I’m not talking about the more “obvious” grief that comes from the death of someone you love, a breakup or the end of a career. It may be related to any of those, but it doesn’t have to be.
Deep grief is a byproduct of the human experience. It comes from the inevitable, accumulated hurts and wounds – big and small – we feel when we live long enough. The invisible but felt scars of emotional cuts, scrapes, and bruises over the course of our lives.
It often goes unnoticed. It gets stored, stuck and pushed deep beneath the surface where we don’t recognize it, rarely talk about it and try like hell to distract ourselves from it.
But if you want to grow – grow up, heal, move forward, make progress, change your life, and/or realize a dream – then paying attention, going in and befriending that long lost but not forgotten pain is the way.

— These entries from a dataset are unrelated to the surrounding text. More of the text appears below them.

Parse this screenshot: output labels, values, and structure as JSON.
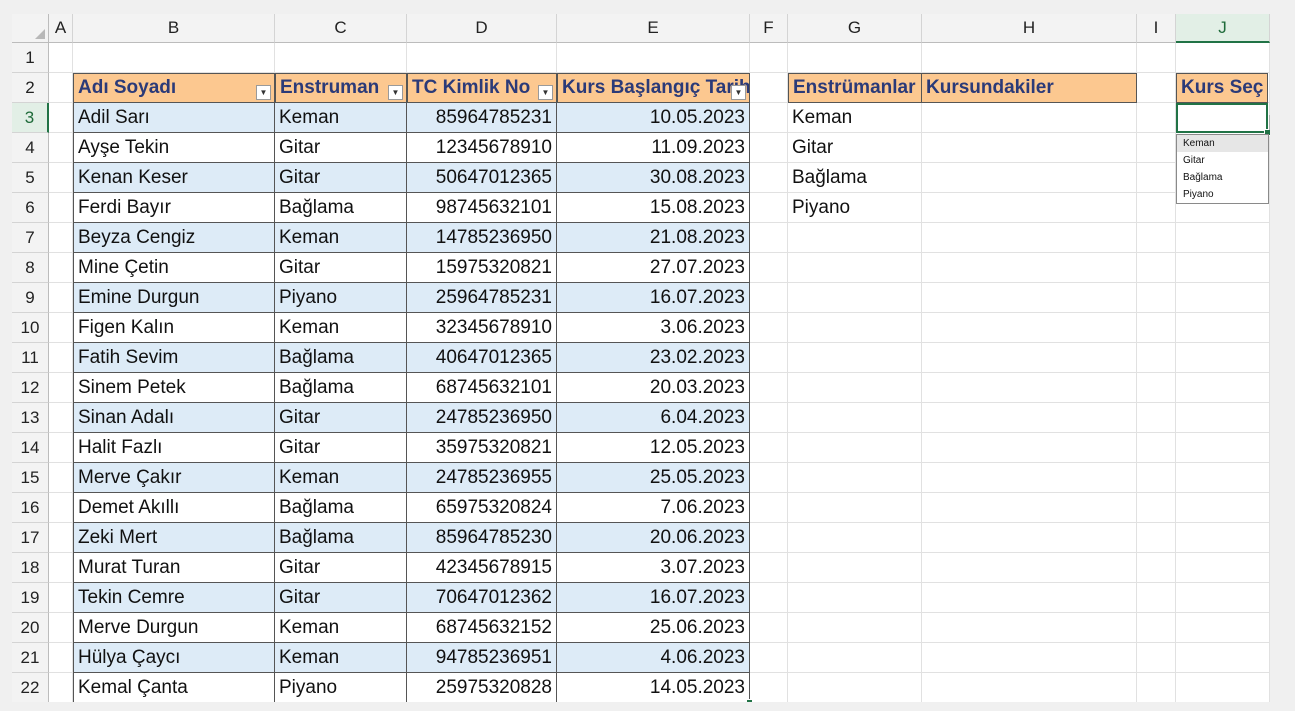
{
  "columns": [
    "A",
    "B",
    "C",
    "D",
    "E",
    "F",
    "G",
    "H",
    "I",
    "J"
  ],
  "rows": [
    "1",
    "2",
    "3",
    "4",
    "5",
    "6",
    "7",
    "8",
    "9",
    "10",
    "11",
    "12",
    "13",
    "14",
    "15",
    "16",
    "17",
    "18",
    "19",
    "20",
    "21",
    "22"
  ],
  "table": {
    "headers": [
      "Adı Soyadı",
      "Enstruman",
      "TC Kimlik No",
      "Kurs Başlangıç Tarihi"
    ],
    "records": [
      [
        "Adil Sarı",
        "Keman",
        "85964785231",
        "10.05.2023"
      ],
      [
        "Ayşe Tekin",
        "Gitar",
        "12345678910",
        "11.09.2023"
      ],
      [
        "Kenan Keser",
        "Gitar",
        "50647012365",
        "30.08.2023"
      ],
      [
        "Ferdi Bayır",
        "Bağlama",
        "98745632101",
        "15.08.2023"
      ],
      [
        "Beyza Cengiz",
        "Keman",
        "14785236950",
        "21.08.2023"
      ],
      [
        "Mine Çetin",
        "Gitar",
        "15975320821",
        "27.07.2023"
      ],
      [
        "Emine Durgun",
        "Piyano",
        "25964785231",
        "16.07.2023"
      ],
      [
        "Figen Kalın",
        "Keman",
        "32345678910",
        "3.06.2023"
      ],
      [
        "Fatih Sevim",
        "Bağlama",
        "40647012365",
        "23.02.2023"
      ],
      [
        "Sinem Petek",
        "Bağlama",
        "68745632101",
        "20.03.2023"
      ],
      [
        "Sinan Adalı",
        "Gitar",
        "24785236950",
        "6.04.2023"
      ],
      [
        "Halit Fazlı",
        "Gitar",
        "35975320821",
        "12.05.2023"
      ],
      [
        "Merve Çakır",
        "Keman",
        "24785236955",
        "25.05.2023"
      ],
      [
        "Demet Akıllı",
        "Bağlama",
        "65975320824",
        "7.06.2023"
      ],
      [
        "Zeki Mert",
        "Bağlama",
        "85964785230",
        "20.06.2023"
      ],
      [
        "Murat Turan",
        "Gitar",
        "42345678915",
        "3.07.2023"
      ],
      [
        "Tekin Cemre",
        "Gitar",
        "70647012362",
        "16.07.2023"
      ],
      [
        "Merve Durgun",
        "Keman",
        "68745632152",
        "25.06.2023"
      ],
      [
        "Hülya Çaycı",
        "Keman",
        "94785236951",
        "4.06.2023"
      ],
      [
        "Kemal Çanta",
        "Piyano",
        "25975320828",
        "14.05.2023"
      ]
    ]
  },
  "summary": {
    "header_instruments": "Enstrümanlar",
    "header_participants": "Kursundakiler",
    "instruments": [
      "Keman",
      "Gitar",
      "Bağlama",
      "Piyano"
    ]
  },
  "selector": {
    "header": "Kurs Seç",
    "value": "",
    "options": [
      "Keman",
      "Gitar",
      "Bağlama",
      "Piyano"
    ],
    "highlighted_option": "Keman"
  },
  "selection": {
    "active_cell": "J3"
  },
  "colors": {
    "header_fill": "#fcc890",
    "header_text": "#2b3a78",
    "band_fill": "#ddebf7",
    "selection_accent": "#217346"
  }
}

Yes, it’s heavy. Yes, it’s uncomfortable and painstaking and can feel never-ending. But so is not facing it. And so are the ways you’re avoiding it, the relationships you’re damaging by staying away from it, and the precious years you’re losing working so hard to get around it.
You can keep doing that for sure. You get to choose how deep you want to go in your healing, with your life and in love. You can stop anytime.
But if you want to feel deeply cared for and seen, to love fully, to do meaningful work, and to make an impact with your beautiful life, then please do yourself - and us - a favor and face your deep grief.
I swear it won’t hurt forever. On the other side, your heart will be more open, you’ll feel lighter and more confident, you’ll have more fun, give less fucks, and your relationships will improve 1000%.
My one request is this - don’t go it alone. Deep grief work is not meant to be a solo journey. Yes, it’s profoundly personal and needs privacy and solitude, but grief is only fully healed through intimate connection and sacred community.
That’s why I do what I do. My work is to be in relationship with my clients to bear witness to their deepest grief so they can honor it, heal it and make space for their deepest joy and love as well.
Here for you,